Severstal: no notice yet of EU duty review, Eurofer: no comment

Russian steelmaker Severstal is ready to participate in any review of the anti-dumping duty on its hot-rolled coil exports to the EU, and would be able to prove it does not resort to unfair trade practices or dumping if such a review were initiated, it said Friday.

Responding to questions from S&P Global Platts following a report this week that European steel industry body Eurofer was pushing for a review by the European Commission, Severstal said it had not received notice from any official source and did not have any insider knowledge.

A spokesman for Eurofer said: “We can offer no comment on this issue, nor confirm its veracity.”

“The original article quoted an external source, not Eurofer,” he added.

Severstal confirmed it currently pays a Eur17.60/mt duty on its HRC exports to the EU. The duty has been in place since October 2017 and is due to expire around October 2022.

Severstal received a substantially lower European import duty than that imposed on HRC from other Russian flat-rolled steel producers MMK (Eur96.50/mt) and NLMK (Eur53.30/mt).

Severstal sent 797,000 mt of steel products to the EU in January-March 2020, around 29% of its total sales in the quarter and up by 5% from Q4 2019. In the same quarter last year, exports to Europe contributed a quarter of company’s revenue, Severstal said.

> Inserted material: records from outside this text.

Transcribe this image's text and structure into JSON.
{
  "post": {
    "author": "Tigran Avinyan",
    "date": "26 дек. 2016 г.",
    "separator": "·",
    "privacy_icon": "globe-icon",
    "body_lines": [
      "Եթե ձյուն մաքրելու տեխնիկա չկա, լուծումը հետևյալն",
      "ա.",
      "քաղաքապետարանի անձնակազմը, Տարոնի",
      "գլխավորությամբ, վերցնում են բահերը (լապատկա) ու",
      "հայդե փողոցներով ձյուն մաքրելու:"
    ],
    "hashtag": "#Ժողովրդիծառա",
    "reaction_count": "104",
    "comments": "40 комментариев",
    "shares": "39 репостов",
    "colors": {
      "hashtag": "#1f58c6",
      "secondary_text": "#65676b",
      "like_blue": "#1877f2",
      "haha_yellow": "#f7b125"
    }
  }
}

A German distributor said: “I would welcome a higher duty on Severstal imports. They have been an accelerator for lower prices. Since AD was imposed, they have caused continuous disruption.”

“The duty should be at the same level as for the other Russian steelmakers and then those extreme price swings would be limited more,” he added.

Latest Russian import offers were heard at Eur370-375/mt CIF Antwerp, duty paid.

Russia was the second biggest HRC import source for European buyers in March after Turkey at 136,719 mt, seeing a 23% year-on-year increase, according to Eurofer. March saw EU’s total HRC imports down 40% year on year to 452,502 mt.

Although any review would likely take some time, sentiment towards market protectionism is rising in the EU given the collapse in local steel demand, and this may lead to additional export barriers, which would be similarly bad for other Russian steelmakers, according to analysts from Moscow-based BCS Investment Group.

— Ekaterina Bouckley, Laura Varriale